*EXERCISE BRIEF*.
Only the final stretch of lines is needed: output exactly the line containing "Enumerate this screenshot's" and all lines following it in the listing below.

■ ■ ■ ■

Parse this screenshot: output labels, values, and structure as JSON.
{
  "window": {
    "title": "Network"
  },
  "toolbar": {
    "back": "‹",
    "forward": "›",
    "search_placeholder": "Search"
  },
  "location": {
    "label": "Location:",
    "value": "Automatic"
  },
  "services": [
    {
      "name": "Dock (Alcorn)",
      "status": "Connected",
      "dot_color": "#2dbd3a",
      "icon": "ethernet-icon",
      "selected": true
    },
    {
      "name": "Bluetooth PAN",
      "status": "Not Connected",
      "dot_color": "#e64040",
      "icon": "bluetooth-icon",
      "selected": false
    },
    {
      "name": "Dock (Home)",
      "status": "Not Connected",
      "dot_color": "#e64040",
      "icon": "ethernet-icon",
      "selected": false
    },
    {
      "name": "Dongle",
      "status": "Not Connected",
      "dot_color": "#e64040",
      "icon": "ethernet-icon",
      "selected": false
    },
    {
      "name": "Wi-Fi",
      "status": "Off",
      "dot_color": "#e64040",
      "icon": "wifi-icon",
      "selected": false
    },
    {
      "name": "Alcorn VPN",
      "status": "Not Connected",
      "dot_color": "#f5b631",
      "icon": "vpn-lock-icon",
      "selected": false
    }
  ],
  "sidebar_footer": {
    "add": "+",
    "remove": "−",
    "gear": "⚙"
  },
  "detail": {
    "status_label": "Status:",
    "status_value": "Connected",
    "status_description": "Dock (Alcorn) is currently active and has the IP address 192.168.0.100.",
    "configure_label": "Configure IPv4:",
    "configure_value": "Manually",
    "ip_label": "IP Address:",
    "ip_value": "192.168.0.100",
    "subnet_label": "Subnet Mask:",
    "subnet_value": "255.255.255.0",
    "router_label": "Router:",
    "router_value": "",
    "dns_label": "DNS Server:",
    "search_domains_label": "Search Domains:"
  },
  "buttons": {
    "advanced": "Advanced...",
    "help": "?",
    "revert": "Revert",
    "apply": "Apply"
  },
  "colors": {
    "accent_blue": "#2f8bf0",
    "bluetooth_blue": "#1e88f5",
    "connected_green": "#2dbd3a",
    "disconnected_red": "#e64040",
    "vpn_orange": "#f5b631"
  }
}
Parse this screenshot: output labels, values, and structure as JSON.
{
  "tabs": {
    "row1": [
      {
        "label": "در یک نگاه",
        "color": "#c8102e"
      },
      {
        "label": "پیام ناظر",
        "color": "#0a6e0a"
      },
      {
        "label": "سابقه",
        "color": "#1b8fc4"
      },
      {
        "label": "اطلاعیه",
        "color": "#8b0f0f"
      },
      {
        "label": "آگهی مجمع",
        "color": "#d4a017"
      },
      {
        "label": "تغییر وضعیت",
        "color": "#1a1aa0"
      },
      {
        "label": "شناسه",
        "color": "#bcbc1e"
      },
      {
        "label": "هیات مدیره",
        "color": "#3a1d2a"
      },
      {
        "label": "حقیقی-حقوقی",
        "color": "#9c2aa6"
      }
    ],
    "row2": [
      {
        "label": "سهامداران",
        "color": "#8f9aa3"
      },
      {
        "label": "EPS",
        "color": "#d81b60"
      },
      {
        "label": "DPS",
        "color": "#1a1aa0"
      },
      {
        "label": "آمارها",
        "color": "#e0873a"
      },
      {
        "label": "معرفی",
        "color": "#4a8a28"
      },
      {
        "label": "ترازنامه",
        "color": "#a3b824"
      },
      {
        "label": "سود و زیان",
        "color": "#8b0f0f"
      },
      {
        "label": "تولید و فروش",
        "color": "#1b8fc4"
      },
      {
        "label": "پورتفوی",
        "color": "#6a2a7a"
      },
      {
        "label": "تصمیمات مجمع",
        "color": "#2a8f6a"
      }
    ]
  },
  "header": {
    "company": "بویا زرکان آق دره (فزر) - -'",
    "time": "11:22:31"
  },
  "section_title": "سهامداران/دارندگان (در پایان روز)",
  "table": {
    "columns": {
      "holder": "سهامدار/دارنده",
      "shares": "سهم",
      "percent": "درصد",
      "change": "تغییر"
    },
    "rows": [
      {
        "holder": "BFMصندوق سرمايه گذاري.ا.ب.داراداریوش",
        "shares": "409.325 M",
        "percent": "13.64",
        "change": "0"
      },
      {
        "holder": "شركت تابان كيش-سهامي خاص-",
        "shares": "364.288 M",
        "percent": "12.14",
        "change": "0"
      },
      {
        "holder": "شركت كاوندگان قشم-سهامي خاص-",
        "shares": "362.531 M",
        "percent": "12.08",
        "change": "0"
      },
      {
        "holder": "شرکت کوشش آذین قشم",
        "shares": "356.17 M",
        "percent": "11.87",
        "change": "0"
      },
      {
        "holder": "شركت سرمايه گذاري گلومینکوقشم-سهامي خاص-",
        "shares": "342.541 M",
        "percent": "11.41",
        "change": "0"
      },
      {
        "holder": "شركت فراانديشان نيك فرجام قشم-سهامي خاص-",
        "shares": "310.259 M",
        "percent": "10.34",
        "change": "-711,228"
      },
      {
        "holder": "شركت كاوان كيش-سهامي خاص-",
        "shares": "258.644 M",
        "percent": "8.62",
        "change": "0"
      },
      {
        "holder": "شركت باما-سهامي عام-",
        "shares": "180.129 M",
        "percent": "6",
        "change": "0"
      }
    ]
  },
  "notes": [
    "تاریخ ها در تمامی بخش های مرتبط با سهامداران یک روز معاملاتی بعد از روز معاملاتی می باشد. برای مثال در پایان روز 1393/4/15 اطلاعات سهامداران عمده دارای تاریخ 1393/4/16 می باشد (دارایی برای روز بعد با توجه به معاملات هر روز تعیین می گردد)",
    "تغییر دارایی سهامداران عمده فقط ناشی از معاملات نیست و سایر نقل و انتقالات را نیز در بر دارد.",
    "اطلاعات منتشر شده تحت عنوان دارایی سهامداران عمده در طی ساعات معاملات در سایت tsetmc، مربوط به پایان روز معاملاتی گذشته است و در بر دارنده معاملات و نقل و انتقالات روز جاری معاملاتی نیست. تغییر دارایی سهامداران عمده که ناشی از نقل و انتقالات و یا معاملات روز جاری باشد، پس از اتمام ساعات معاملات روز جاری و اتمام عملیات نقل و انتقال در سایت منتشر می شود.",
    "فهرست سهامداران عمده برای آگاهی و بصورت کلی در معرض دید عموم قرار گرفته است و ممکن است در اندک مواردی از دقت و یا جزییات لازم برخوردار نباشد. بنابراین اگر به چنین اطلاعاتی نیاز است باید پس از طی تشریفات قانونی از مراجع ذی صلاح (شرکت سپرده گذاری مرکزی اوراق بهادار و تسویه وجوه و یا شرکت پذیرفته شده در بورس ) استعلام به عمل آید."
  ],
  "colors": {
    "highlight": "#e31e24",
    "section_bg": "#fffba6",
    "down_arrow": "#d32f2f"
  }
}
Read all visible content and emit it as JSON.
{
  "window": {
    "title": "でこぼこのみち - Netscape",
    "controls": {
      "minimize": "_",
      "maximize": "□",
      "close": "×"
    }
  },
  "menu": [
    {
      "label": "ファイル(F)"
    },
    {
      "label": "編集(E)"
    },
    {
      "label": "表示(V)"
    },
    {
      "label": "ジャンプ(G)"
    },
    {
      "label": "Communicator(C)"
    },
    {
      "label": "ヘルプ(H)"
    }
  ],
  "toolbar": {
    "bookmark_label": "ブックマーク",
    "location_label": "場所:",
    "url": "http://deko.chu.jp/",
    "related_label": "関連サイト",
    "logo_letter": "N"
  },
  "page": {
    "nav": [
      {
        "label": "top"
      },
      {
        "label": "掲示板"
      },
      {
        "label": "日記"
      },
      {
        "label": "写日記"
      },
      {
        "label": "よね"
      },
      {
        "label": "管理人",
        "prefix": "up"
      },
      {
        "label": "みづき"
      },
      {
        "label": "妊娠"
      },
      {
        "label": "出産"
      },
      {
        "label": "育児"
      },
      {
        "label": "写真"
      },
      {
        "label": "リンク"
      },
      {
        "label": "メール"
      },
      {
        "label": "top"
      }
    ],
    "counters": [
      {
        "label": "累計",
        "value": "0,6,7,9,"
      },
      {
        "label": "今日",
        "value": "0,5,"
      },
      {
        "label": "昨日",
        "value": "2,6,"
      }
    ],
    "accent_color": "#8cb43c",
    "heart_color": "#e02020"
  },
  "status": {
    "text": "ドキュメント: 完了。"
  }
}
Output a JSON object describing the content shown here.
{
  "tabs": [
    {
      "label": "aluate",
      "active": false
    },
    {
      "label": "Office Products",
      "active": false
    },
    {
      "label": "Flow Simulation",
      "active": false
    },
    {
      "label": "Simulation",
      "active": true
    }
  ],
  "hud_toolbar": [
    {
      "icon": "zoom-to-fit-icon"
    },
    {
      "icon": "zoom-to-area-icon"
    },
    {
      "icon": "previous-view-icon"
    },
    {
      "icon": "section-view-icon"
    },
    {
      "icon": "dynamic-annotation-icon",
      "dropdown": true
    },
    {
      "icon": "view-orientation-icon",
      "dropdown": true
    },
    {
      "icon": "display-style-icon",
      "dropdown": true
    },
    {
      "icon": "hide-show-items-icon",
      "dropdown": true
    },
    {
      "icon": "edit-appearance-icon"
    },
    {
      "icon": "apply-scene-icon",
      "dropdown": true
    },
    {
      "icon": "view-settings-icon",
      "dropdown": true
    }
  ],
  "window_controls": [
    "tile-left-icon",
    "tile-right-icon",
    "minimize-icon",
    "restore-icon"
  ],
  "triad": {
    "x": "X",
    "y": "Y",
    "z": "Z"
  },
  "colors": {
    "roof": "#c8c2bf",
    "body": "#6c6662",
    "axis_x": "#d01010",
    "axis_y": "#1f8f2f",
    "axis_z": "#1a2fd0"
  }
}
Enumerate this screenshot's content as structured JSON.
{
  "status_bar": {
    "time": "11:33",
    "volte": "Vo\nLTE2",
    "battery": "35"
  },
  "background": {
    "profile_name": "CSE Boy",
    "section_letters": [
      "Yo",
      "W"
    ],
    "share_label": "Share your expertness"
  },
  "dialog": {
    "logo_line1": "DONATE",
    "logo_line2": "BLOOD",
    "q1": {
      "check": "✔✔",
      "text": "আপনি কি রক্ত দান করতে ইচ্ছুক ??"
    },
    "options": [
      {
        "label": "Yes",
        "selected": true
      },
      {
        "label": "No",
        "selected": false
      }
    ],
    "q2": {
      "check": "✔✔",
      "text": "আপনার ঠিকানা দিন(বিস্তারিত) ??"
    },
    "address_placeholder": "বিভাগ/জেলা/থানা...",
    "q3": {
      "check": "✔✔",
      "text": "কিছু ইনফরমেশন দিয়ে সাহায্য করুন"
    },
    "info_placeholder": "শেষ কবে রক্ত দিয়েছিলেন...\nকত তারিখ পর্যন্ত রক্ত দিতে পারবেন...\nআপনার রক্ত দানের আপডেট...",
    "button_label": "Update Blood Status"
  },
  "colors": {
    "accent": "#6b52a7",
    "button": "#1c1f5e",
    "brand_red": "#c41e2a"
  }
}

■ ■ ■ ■

*YOUR RESPONSE*.
Enumerate this screenshot's content as structured JSON.
{
  "status_bar": {
    "time": "11:33",
    "volte": "Vo\nLTE2",
    "battery": "35"
  },
  "background": {
    "profile_name": "CSE Boy",
    "section_letters": [
      "Yo",
      "W"
    ],
    "share_label": "Share your expertness"
  },
  "dialog": {
    "logo_line1": "DONATE",
    "logo_line2": "BLOOD",
    "q1": {
      "check": "✔✔",
      "text": "আপনি কি রক্ত দান করতে ইচ্ছুক ??"
    },
    "options": [
      {
        "label": "Yes",
        "selected": true
      },
      {
        "label": "No",
        "selected": false
      }
    ],
    "q2": {
      "check": "✔✔",
      "text": "আপনার ঠিকানা দিন(বিস্তারিত) ??"
    },
    "address_placeholder": "বিভাগ/জেলা/থানা...",
    "q3": {
      "check": "✔✔",
      "text": "কিছু ইনফরমেশন দিয়ে সাহায্য করুন"
    },
    "info_placeholder": "শেষ কবে রক্ত দিয়েছিলেন...\nকত তারিখ পর্যন্ত রক্ত দিতে পারবেন...\nআপনার রক্ত দানের আপডেট...",
    "button_label": "Update Blood Status"
  },
  "colors": {
    "accent": "#6b52a7",
    "button": "#1c1f5e",
    "brand_red": "#c41e2a"
  }
}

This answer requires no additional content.